-- SUPPLIED RECORDS follows --
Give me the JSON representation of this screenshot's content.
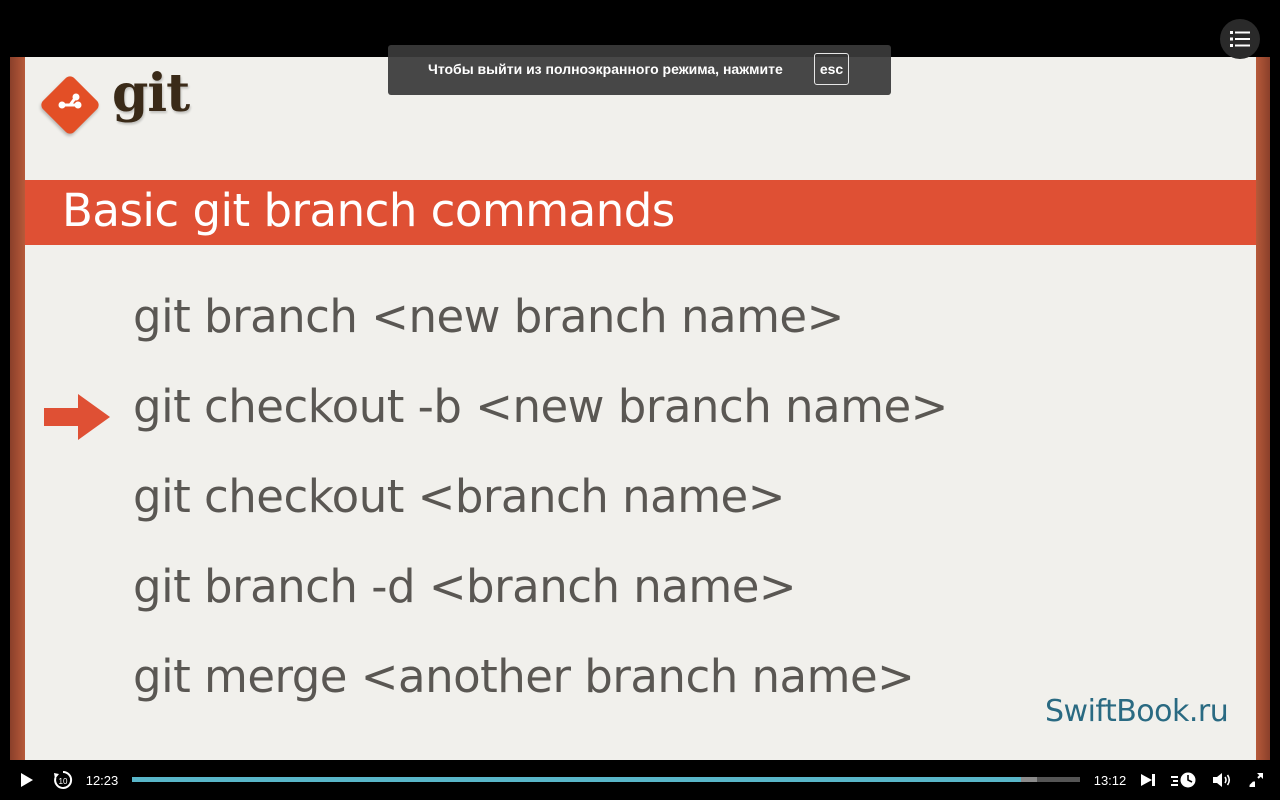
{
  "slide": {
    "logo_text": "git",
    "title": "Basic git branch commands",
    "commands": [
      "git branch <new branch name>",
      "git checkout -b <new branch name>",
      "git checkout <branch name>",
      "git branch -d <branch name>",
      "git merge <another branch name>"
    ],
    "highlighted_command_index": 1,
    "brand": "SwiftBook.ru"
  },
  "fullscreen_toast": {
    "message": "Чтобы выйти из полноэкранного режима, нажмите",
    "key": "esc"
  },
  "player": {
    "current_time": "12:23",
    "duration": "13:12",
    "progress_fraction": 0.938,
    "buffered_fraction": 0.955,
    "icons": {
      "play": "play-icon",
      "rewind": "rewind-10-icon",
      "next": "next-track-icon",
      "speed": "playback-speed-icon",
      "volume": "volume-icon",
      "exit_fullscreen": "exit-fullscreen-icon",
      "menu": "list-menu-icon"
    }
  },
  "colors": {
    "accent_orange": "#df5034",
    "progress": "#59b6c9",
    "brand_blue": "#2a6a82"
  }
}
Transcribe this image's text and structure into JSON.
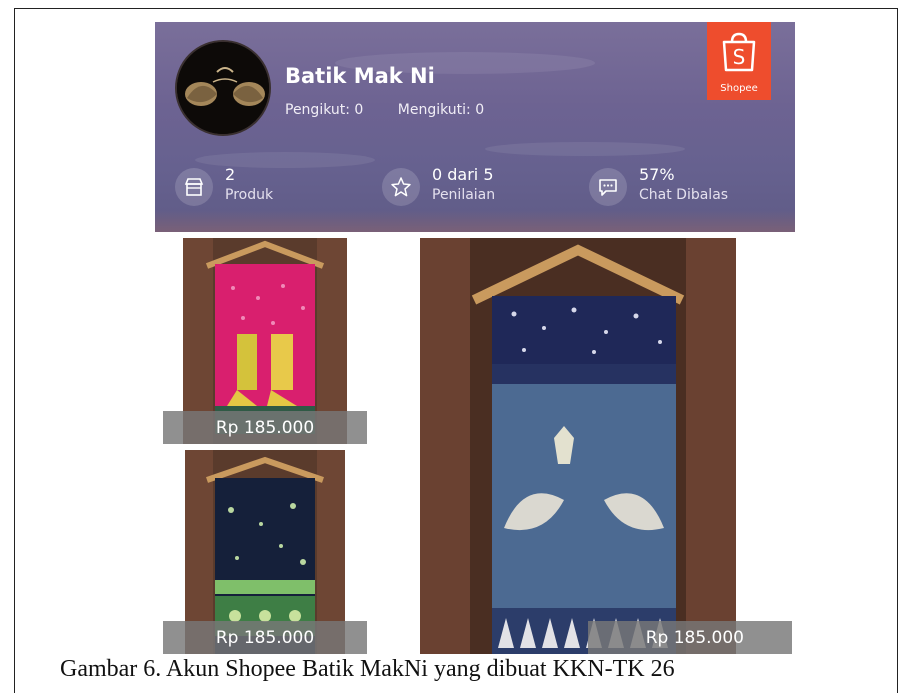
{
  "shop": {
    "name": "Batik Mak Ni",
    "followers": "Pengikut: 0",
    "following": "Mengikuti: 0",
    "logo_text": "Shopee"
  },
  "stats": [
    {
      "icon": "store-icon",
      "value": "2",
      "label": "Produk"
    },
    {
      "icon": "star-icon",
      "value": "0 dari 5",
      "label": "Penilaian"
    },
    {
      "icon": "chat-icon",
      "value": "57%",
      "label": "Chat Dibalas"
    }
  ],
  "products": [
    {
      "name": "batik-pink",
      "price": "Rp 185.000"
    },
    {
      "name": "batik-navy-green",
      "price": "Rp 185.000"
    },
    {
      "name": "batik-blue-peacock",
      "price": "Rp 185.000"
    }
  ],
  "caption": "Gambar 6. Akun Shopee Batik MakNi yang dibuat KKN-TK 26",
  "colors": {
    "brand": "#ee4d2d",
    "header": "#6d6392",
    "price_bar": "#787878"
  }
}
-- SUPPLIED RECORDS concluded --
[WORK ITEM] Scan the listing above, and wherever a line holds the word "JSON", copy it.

[RESULT BELOW]
Give me the JSON representation of this screenshot's content.
Transcribe this image's text and structure into JSON.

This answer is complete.